Last week Ed Stetzer, director of the Billy Graham Center at Wheaton College, was interviewed by NPR about the white evangelical presence at the U.S. Capitol insurrection. It’s obvious that, for Stetzer, this is a catastrophic moment which requires serious reflection and blunt questions. He asks, “How did we get here? How were we so easily fooled by conspiracy theories?” Later in the interview he wonders, “What happened? Why were so many people drawn to somebody who was obviously so not connected to what evangelicals believe by his life or his practices or more.”
It’s right that white Christians would ask questions about ourselves after seeing so many of us represented amidst symbols of violence, conspiracy, and racial supremacy. I wonder, though about the timing and direction of our reflection.
In early 2017 the Council of Bishops of the African Methodist Episcopal Church wrote an open letter warning of the un-Christian and destructive aims of the Trump administration. Here are the first two sentences. Note the explicit call to action.
The Council of Bishops of the African Methodist Episcopal Church had hoped that the Trump Administration would alter the views and policies espoused during the presidential campaign, but is disappointed and troubled by the decisions and actions taken during the early days of this administration, and vow to do all that we can to see that these decisions and actions do not last. We ask that every member of this denomination, and people who are committed to justice and righteousness, equality and truth, will join with us to thwart what are clearly demonic acts.

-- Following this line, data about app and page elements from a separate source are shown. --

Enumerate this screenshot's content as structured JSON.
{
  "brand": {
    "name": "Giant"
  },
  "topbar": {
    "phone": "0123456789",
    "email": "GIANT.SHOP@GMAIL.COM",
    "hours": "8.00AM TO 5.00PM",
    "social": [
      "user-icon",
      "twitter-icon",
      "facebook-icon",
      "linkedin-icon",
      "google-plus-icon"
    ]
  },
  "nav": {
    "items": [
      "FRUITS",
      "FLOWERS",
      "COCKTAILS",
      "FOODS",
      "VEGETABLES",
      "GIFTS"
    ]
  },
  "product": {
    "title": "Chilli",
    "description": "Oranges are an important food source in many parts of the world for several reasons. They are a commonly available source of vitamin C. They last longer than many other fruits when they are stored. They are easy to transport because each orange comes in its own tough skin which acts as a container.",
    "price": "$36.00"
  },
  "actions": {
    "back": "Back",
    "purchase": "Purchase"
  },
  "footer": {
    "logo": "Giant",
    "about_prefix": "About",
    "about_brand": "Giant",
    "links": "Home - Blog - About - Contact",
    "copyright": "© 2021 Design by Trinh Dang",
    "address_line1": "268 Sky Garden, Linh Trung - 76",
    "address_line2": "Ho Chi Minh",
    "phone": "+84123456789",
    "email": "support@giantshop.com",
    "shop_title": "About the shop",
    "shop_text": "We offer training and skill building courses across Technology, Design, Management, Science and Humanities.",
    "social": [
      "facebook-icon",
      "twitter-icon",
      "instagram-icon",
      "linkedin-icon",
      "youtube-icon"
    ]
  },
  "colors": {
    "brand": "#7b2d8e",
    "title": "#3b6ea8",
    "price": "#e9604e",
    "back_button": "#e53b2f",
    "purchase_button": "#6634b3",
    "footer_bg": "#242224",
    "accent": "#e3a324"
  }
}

It took far less than a deadly insurrection to compel the bishops of the AME church to warn of the coming danger. It’s probably inevitable and necessary that white Christians are asking the sorts of questions suggested by Stetzer right now. But shouldn’t we have been doing this a long time ago?
Was an attack on our nation’s symbols of power and democracy really necessary to force this introspection? Why was the attack on the Central Park Exonerated not enough? The slander of immigrants from Mexico and Central America? Separating children from their parents?

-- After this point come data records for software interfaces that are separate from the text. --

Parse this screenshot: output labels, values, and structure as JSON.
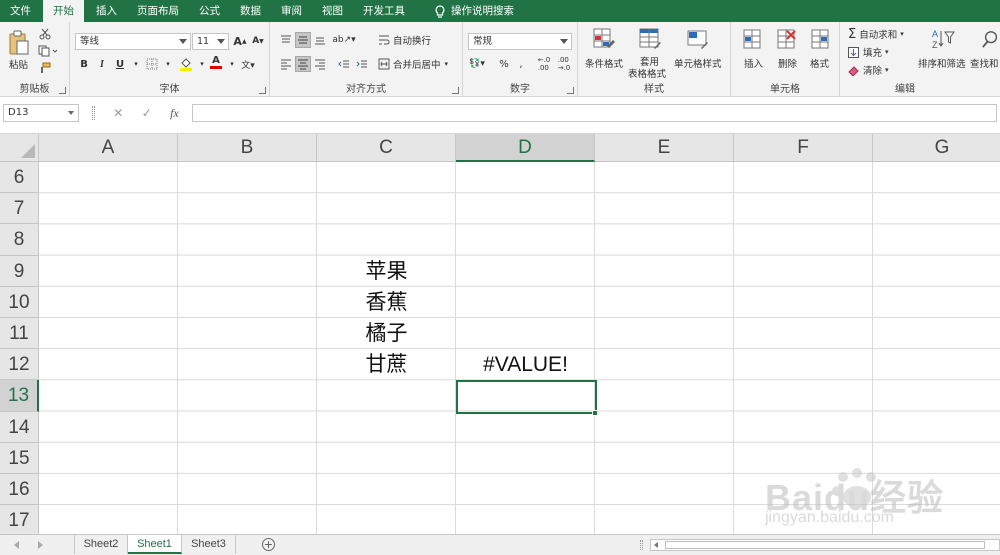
{
  "menu": {
    "items": [
      "文件",
      "开始",
      "插入",
      "页面布局",
      "公式",
      "数据",
      "审阅",
      "视图",
      "开发工具"
    ],
    "active_index": 1,
    "tell_me": "操作说明搜索"
  },
  "ribbon": {
    "clipboard": {
      "paste": "粘贴",
      "label": "剪贴板"
    },
    "font": {
      "name": "等线",
      "size": "11",
      "label": "字体",
      "bold": "B",
      "italic": "I",
      "underline": "U"
    },
    "alignment": {
      "wrap": "自动换行",
      "merge": "合并后居中",
      "label": "对齐方式"
    },
    "number": {
      "format": "常规",
      "label": "数字"
    },
    "styles": {
      "conditional": "条件格式",
      "table1": "套用",
      "table2": "表格格式",
      "cell": "单元格样式",
      "label": "样式"
    },
    "cells": {
      "insert": "插入",
      "delete": "删除",
      "format": "格式",
      "label": "单元格"
    },
    "editing": {
      "autosum": "自动求和",
      "fill": "填充",
      "clear": "清除",
      "sort": "排序和筛选",
      "find": "查找和",
      "label": "编辑"
    }
  },
  "formula_bar": {
    "name_box": "D13",
    "formula": ""
  },
  "grid": {
    "columns": [
      "A",
      "B",
      "C",
      "D",
      "E",
      "F",
      "G"
    ],
    "selected_column": "D",
    "rows": [
      "6",
      "7",
      "8",
      "9",
      "10",
      "11",
      "12",
      "13",
      "14",
      "15",
      "16",
      "17"
    ],
    "selected_row": "13",
    "cells": [
      {
        "ref": "C9",
        "value": "苹果"
      },
      {
        "ref": "C10",
        "value": "香蕉"
      },
      {
        "ref": "C11",
        "value": "橘子"
      },
      {
        "ref": "C12",
        "value": "甘蔗"
      },
      {
        "ref": "D12",
        "value": "#VALUE!"
      }
    ]
  },
  "sheets": {
    "tabs": [
      "Sheet2",
      "Sheet1",
      "Sheet3"
    ],
    "active": "Sheet1"
  },
  "watermark": {
    "logo": "Baidu经验",
    "url": "jingyan.baidu.com"
  },
  "colors": {
    "accent": "#217346"
  }
}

The collective disinterest in these previous dehumanizing offenses hints at my other question about this reckoning. For many of the white Christians who were appalled by the scenes from Washington D.C. last week, the foremost question seems to be, How? How did we get here? This is the framing question for Kristin Kobes Du Mez’s excellent new book, Jesus and John Wayne. Not surprisingly, the book begins and ends with our outgoing president and the rest is a compelling answer to that How? question.
But why is this the first question? Let’s review again that ugly scene last week. Whatever their specific aims, the mob successfully broadcast their racial/religious messages and symbols of supremacy. There’s nothing new about this. Listen to what James Cone writes in The Cross and the Lynching Tree. “The claim that whites had the right to control the black population through lynching and other extralegal forms of mob violence was grounded in the religious belief that America was a white nation called by God to bear witness to the superiority of ‘white over black.’“

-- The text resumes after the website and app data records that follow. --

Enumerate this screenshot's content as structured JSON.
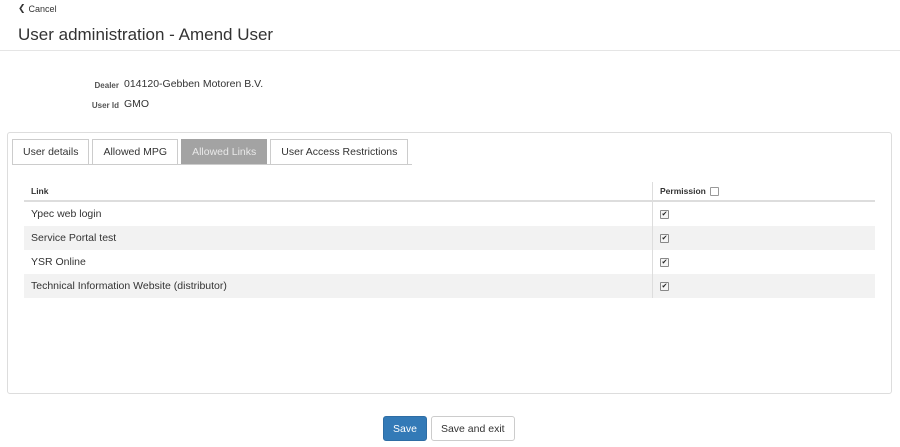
{
  "nav": {
    "cancel_label": "Cancel"
  },
  "page": {
    "title": "User administration - Amend User"
  },
  "info": {
    "dealer_label": "Dealer",
    "dealer_value": "014120-Gebben Motoren B.V.",
    "userid_label": "User Id",
    "userid_value": "GMO"
  },
  "tabs": [
    {
      "label": "User details",
      "active": false
    },
    {
      "label": "Allowed MPG",
      "active": false
    },
    {
      "label": "Allowed Links",
      "active": true
    },
    {
      "label": "User Access Restrictions",
      "active": false
    }
  ],
  "table": {
    "col_link": "Link",
    "col_permission": "Permission",
    "header_checked": false,
    "rows": [
      {
        "link": "Ypec web login",
        "checked": true
      },
      {
        "link": "Service Portal test",
        "checked": true
      },
      {
        "link": "YSR Online",
        "checked": true
      },
      {
        "link": "Technical Information Website (distributor)",
        "checked": true
      }
    ]
  },
  "actions": {
    "save_label": "Save",
    "save_exit_label": "Save and exit"
  },
  "colors": {
    "primary": "#337ab7",
    "active_tab": "#a3a3a3",
    "stripe": "#f2f2f2"
  }
}
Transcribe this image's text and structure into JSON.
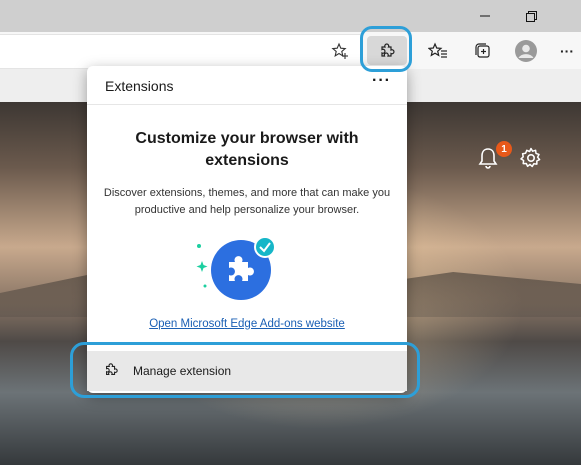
{
  "titlebar": {
    "minimize_icon": "minimize-icon",
    "restore_icon": "restore-icon"
  },
  "toolbar": {
    "favorite_add_icon": "star-plus-icon",
    "extensions_icon": "puzzle-icon",
    "favorites_icon": "favorites-star-icon",
    "collections_icon": "collections-icon",
    "profile_icon": "avatar-icon",
    "more_label": "···"
  },
  "page": {
    "notification_count": "1",
    "bell_icon": "bell-icon",
    "settings_icon": "gear-icon"
  },
  "extensions_popup": {
    "title": "Extensions",
    "more_label": "···",
    "headline": "Customize your browser with extensions",
    "description": "Discover extensions, themes, and more that can make you productive and help personalize your browser.",
    "addons_link": "Open Microsoft Edge Add-ons website",
    "manage_label": "Manage extension",
    "manage_icon": "puzzle-icon"
  },
  "colors": {
    "accent_link": "#1a5fb4",
    "highlight": "#2d9fd8",
    "badge": "#e8591a",
    "illustration_blue": "#2c6fe0",
    "check_teal": "#16b6c8"
  }
}
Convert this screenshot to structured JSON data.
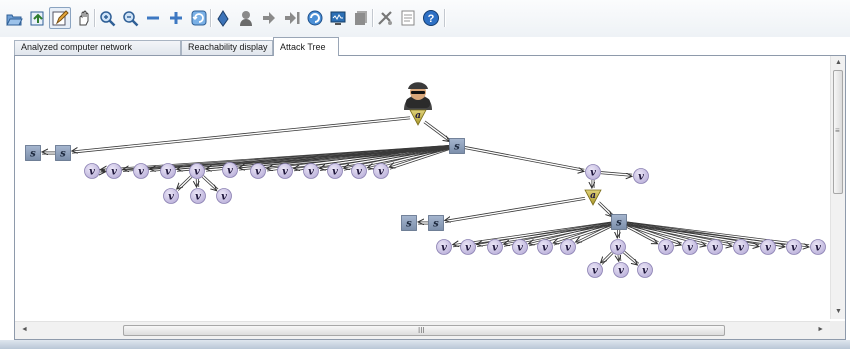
{
  "toolbar": {
    "icons": [
      "open-folder-icon",
      "export-icon",
      "edit-mode-icon",
      "hand-pan-icon",
      "zoom-in-icon",
      "zoom-out-icon",
      "collapse-minus-icon",
      "expand-plus-icon",
      "refresh-icon",
      "marker-icon",
      "attacker-icon",
      "step-forward-icon",
      "step-end-icon",
      "network-icon",
      "monitor-icon",
      "document-stack-icon",
      "tools-icon",
      "notes-icon",
      "help-icon"
    ]
  },
  "tabs": [
    {
      "label": "Analyzed computer network",
      "selected": false
    },
    {
      "label": "Reachability display",
      "selected": false
    },
    {
      "label": "Attack Tree",
      "selected": true
    }
  ],
  "graph": {
    "node_labels": {
      "state": "s",
      "vulnerability": "v",
      "attack": "a"
    },
    "colors": {
      "state_fill": "#8c9fbb",
      "vuln_fill": "#cfc6e6",
      "attack_fill": "#c9b84a",
      "edge": "#3a3a3a"
    }
  },
  "scrollbars": {
    "horizontal_grip": "III",
    "vertical_grip": "≡"
  }
}
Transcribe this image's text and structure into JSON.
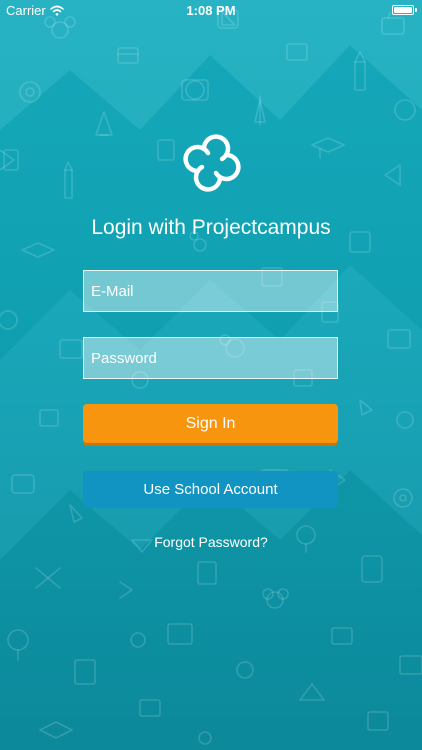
{
  "status_bar": {
    "carrier": "Carrier",
    "time": "1:08 PM",
    "battery_level": 1.0,
    "wifi_icon": "wifi-icon"
  },
  "login": {
    "logo_icon": "projectcampus-logo-icon",
    "title": "Login with Projectcampus",
    "email_placeholder": "E-Mail",
    "email_value": "",
    "password_placeholder": "Password",
    "password_value": "",
    "sign_in_label": "Sign In",
    "school_account_label": "Use School Account",
    "forgot_password_label": "Forgot Password?"
  },
  "colors": {
    "background_top": "#17aebf",
    "background_bottom": "#0d8fa0",
    "sign_in_button": "#f7960e",
    "school_button": "#1194c2",
    "text": "#ffffff"
  }
}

The white supremacist insurrectionists should be prosecuted. But any eventual convictions will do little to blunt the terror that was already brazenly unleashed. Every attempt to downplay the terror – as many Republican representatives have done – only exacerbates it.
Terror aims beyond its specific victims. It is the members of the community represented by the victims who are the real targets. Cone writes, “Whites often lynched blacks simply to remind the black community of their powerlessness.” Terror is meant to traumatize communities.
I hear a lot of non-Black people who are outraged at the desecration visited upon the country by that white mob. Our sense of dignity or respect or civility or patriotism or justice or whatever has been offended. This is when we start asking our preferred question, How?
But many of us don’t see the terror and the trauma. Why not? Cone writes, “Whites acted in a superior manner for so long that it was difficult for them to even recognize their cultural and spiritual arrogance, blatant as it was to African Americans.” Supremacy inoculates us against the truest experience of the insurrection. We see but don’t rightly interpret what has been wrought. We don’t feel the shattering impact on flesh and blood. And so, rather than beginning with the intended trauma of that terrorizing mob, we make ourselves the focus. Again. Rather than opening ourselves vulnerably to the experience of suffering, we retreat to our analyzing and theorizing. Again.
How did we get here? We have to ask this question. But when we make this our first question – and often our only question – we are revealing just how incapable we are of answering it truthfully.
(Photo: Brett Davis on flickr.)